### Task description
Line filter on the word "name": copy each matching line from the entries.

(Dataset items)
'''

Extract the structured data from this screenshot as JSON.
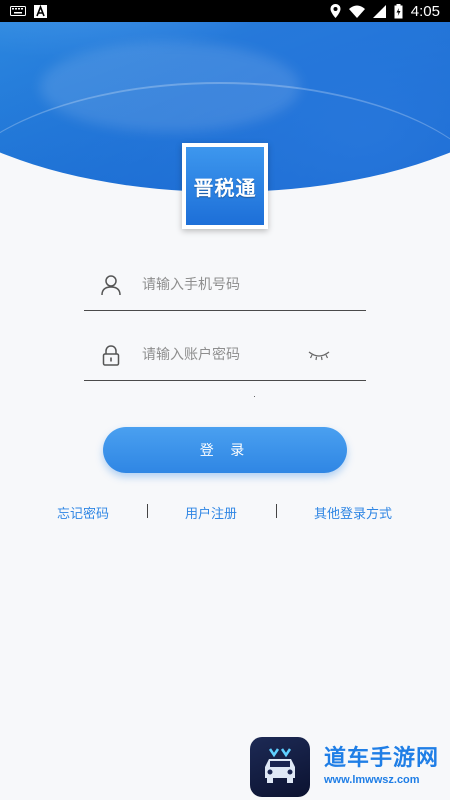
{
  "status_bar": {
    "time": "4:05",
    "icons": [
      "keyboard-icon",
      "a-notification-icon",
      "location-icon",
      "wifi-icon",
      "signal-icon",
      "battery-icon"
    ]
  },
  "app": {
    "logo_text": "晋税通",
    "brand_color": "#2f86e4"
  },
  "form": {
    "phone_placeholder": "请输入手机号码",
    "password_placeholder": "请输入账户密码",
    "phone_value": "",
    "password_value": ""
  },
  "login_button": {
    "label": "登 录"
  },
  "links": {
    "forgot_password": "忘记密码",
    "register": "用户注册",
    "other_login": "其他登录方式"
  },
  "watermark": {
    "title": "道车手游网",
    "url": "www.lmwwsz.com"
  }
}
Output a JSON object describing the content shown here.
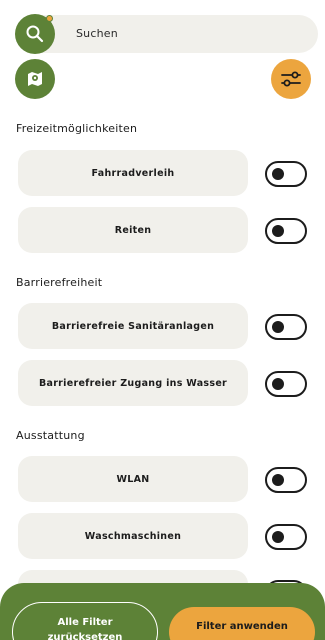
{
  "search": {
    "placeholder": "Suchen",
    "has_active_indicator": true
  },
  "icons": {
    "search": "search-icon",
    "map": "map-icon",
    "filter": "sliders-icon"
  },
  "colors": {
    "primary_green": "#5d8237",
    "accent_orange": "#eca53e",
    "card_bg": "#f1f0eb",
    "text": "#1c1c1c"
  },
  "sections": [
    {
      "title": "Freizeitmöglichkeiten",
      "options": [
        {
          "label": "Fahrradverleih",
          "enabled": false
        },
        {
          "label": "Reiten",
          "enabled": false
        }
      ]
    },
    {
      "title": "Barrierefreiheit",
      "options": [
        {
          "label": "Barrierefreie Sanitäranlagen",
          "enabled": false
        },
        {
          "label": "Barrierefreier Zugang ins Wasser",
          "enabled": false
        }
      ]
    },
    {
      "title": "Ausstattung",
      "options": [
        {
          "label": "WLAN",
          "enabled": false
        },
        {
          "label": "Waschmaschinen",
          "enabled": false
        }
      ]
    }
  ],
  "footer": {
    "reset_label_line1": "Alle Filter",
    "reset_label_line2": "zurücksetzen",
    "apply_label": "Filter anwenden"
  }
}
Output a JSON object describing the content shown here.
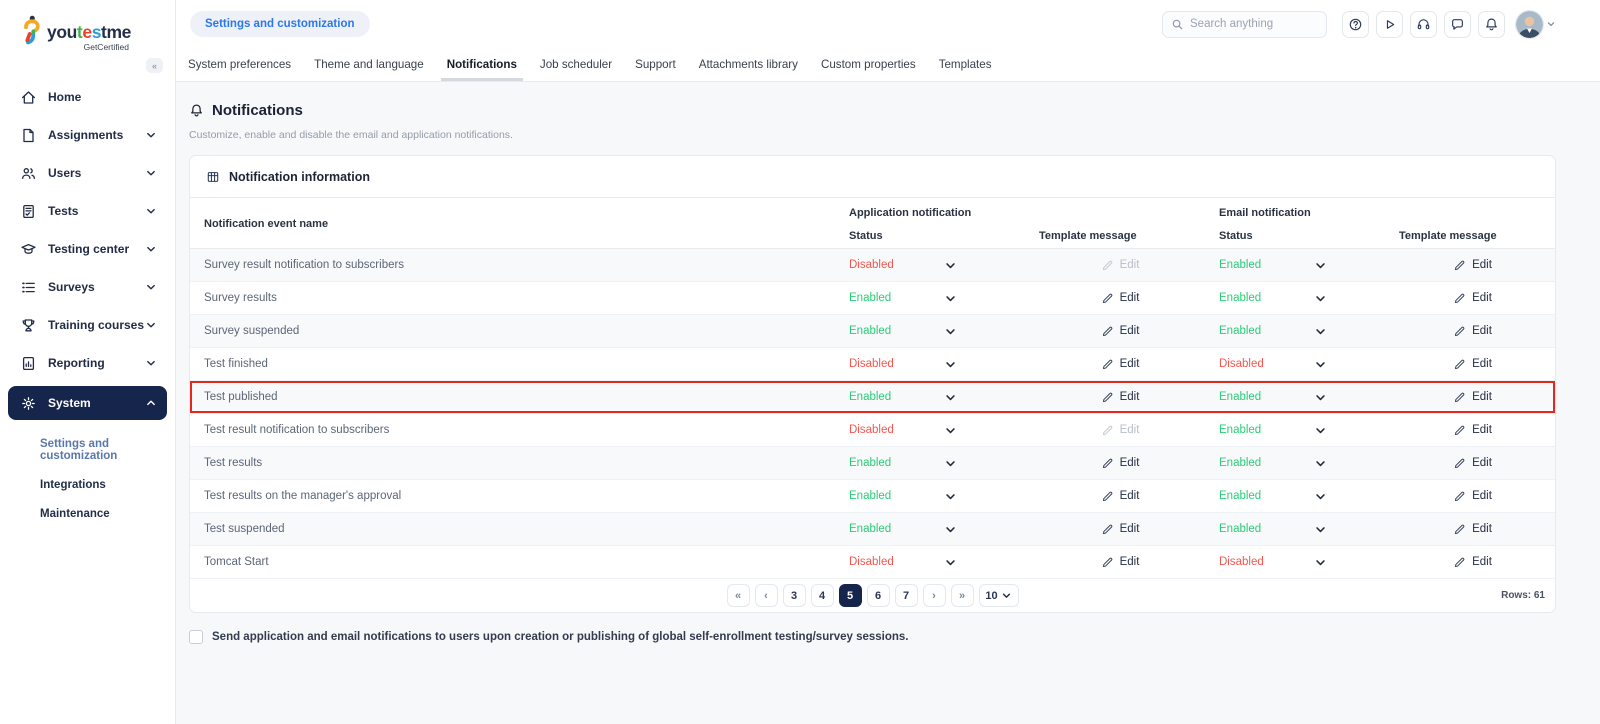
{
  "brand": {
    "wordmark": [
      {
        "text": "you",
        "color": "#232e4a"
      },
      {
        "text": "t",
        "color": "#3eb549"
      },
      {
        "text": "e",
        "color": "#e8432e"
      },
      {
        "text": "s",
        "color": "#2d9cdb"
      },
      {
        "text": "tme",
        "color": "#232e4a"
      }
    ],
    "tagline": "GetCertified",
    "collapse_icon": "«"
  },
  "sidebar": {
    "items": [
      {
        "label": "Home",
        "icon": "home-icon",
        "chevron": false,
        "active": false
      },
      {
        "label": "Assignments",
        "icon": "document-icon",
        "chevron": true,
        "active": false
      },
      {
        "label": "Users",
        "icon": "users-icon",
        "chevron": true,
        "active": false
      },
      {
        "label": "Tests",
        "icon": "test-icon",
        "chevron": true,
        "active": false
      },
      {
        "label": "Testing center",
        "icon": "graduation-cap-icon",
        "chevron": true,
        "active": false
      },
      {
        "label": "Surveys",
        "icon": "list-icon",
        "chevron": true,
        "active": false
      },
      {
        "label": "Training courses",
        "icon": "trophy-icon",
        "chevron": true,
        "active": false
      },
      {
        "label": "Reporting",
        "icon": "report-icon",
        "chevron": true,
        "active": false
      },
      {
        "label": "System",
        "icon": "gear-icon",
        "chevron": true,
        "active": true,
        "expanded": true
      }
    ],
    "subitems": [
      {
        "label": "Settings and customization",
        "active": true
      },
      {
        "label": "Integrations",
        "active": false
      },
      {
        "label": "Maintenance",
        "active": false
      }
    ]
  },
  "header": {
    "breadcrumb": "Settings and customization",
    "search_placeholder": "Search anything",
    "icons": [
      "help-icon",
      "play-icon",
      "headset-icon",
      "chat-icon",
      "bell-icon"
    ]
  },
  "tabs": [
    {
      "label": "System preferences",
      "active": false
    },
    {
      "label": "Theme and language",
      "active": false
    },
    {
      "label": "Notifications",
      "active": true
    },
    {
      "label": "Job scheduler",
      "active": false
    },
    {
      "label": "Support",
      "active": false
    },
    {
      "label": "Attachments library",
      "active": false
    },
    {
      "label": "Custom properties",
      "active": false
    },
    {
      "label": "Templates",
      "active": false
    }
  ],
  "page": {
    "title": "Notifications",
    "subtitle": "Customize, enable and disable the email and application notifications."
  },
  "card": {
    "title": "Notification information"
  },
  "table": {
    "headers": {
      "event_name": "Notification event name",
      "app_group": "Application notification",
      "email_group": "Email notification",
      "status": "Status",
      "template": "Template message"
    },
    "edit_label": "Edit",
    "rows": [
      {
        "name": "Survey result notification to subscribers",
        "app_status": "Disabled",
        "app_edit_enabled": false,
        "email_status": "Enabled",
        "email_edit_enabled": true,
        "highlighted": false
      },
      {
        "name": "Survey results",
        "app_status": "Enabled",
        "app_edit_enabled": true,
        "email_status": "Enabled",
        "email_edit_enabled": true,
        "highlighted": false
      },
      {
        "name": "Survey suspended",
        "app_status": "Enabled",
        "app_edit_enabled": true,
        "email_status": "Enabled",
        "email_edit_enabled": true,
        "highlighted": false
      },
      {
        "name": "Test finished",
        "app_status": "Disabled",
        "app_edit_enabled": true,
        "email_status": "Disabled",
        "email_edit_enabled": true,
        "highlighted": false
      },
      {
        "name": "Test published",
        "app_status": "Enabled",
        "app_edit_enabled": true,
        "email_status": "Enabled",
        "email_edit_enabled": true,
        "highlighted": true
      },
      {
        "name": "Test result notification to subscribers",
        "app_status": "Disabled",
        "app_edit_enabled": false,
        "email_status": "Enabled",
        "email_edit_enabled": true,
        "highlighted": false
      },
      {
        "name": "Test results",
        "app_status": "Enabled",
        "app_edit_enabled": true,
        "email_status": "Enabled",
        "email_edit_enabled": true,
        "highlighted": false
      },
      {
        "name": "Test results on the manager's approval",
        "app_status": "Enabled",
        "app_edit_enabled": true,
        "email_status": "Enabled",
        "email_edit_enabled": true,
        "highlighted": false
      },
      {
        "name": "Test suspended",
        "app_status": "Enabled",
        "app_edit_enabled": true,
        "email_status": "Enabled",
        "email_edit_enabled": true,
        "highlighted": false
      },
      {
        "name": "Tomcat Start",
        "app_status": "Disabled",
        "app_edit_enabled": true,
        "email_status": "Disabled",
        "email_edit_enabled": true,
        "highlighted": false
      }
    ]
  },
  "pagination": {
    "buttons": [
      "«",
      "‹",
      "3",
      "4",
      "5",
      "6",
      "7",
      "›",
      "»"
    ],
    "active_page": "5",
    "page_size": "10",
    "rows_info": "Rows: 61"
  },
  "footer": {
    "checkbox_label": "Send application and email notifications to users upon creation or publishing of global self-enrollment testing/survey sessions.",
    "checkbox_checked": false
  },
  "colors": {
    "enabled": "#2bcd77",
    "disabled": "#f4574f",
    "highlight_border": "#e3281e",
    "accent_blue": "#2e77e8",
    "navy": "#16254c"
  }
}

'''

### Task answer
      "event_name": "Notification event name",
        "name": "Survey result notification to subscribers",
        "name": "Survey results",
        "name": "Survey suspended",
        "name": "Test finished",
        "name": "Test published",
        "name": "Test result notification to subscribers",
        "name": "Test results",
        "name": "Test results on the manager's approval",
        "name": "Test suspended",
        "name": "Tomcat Start",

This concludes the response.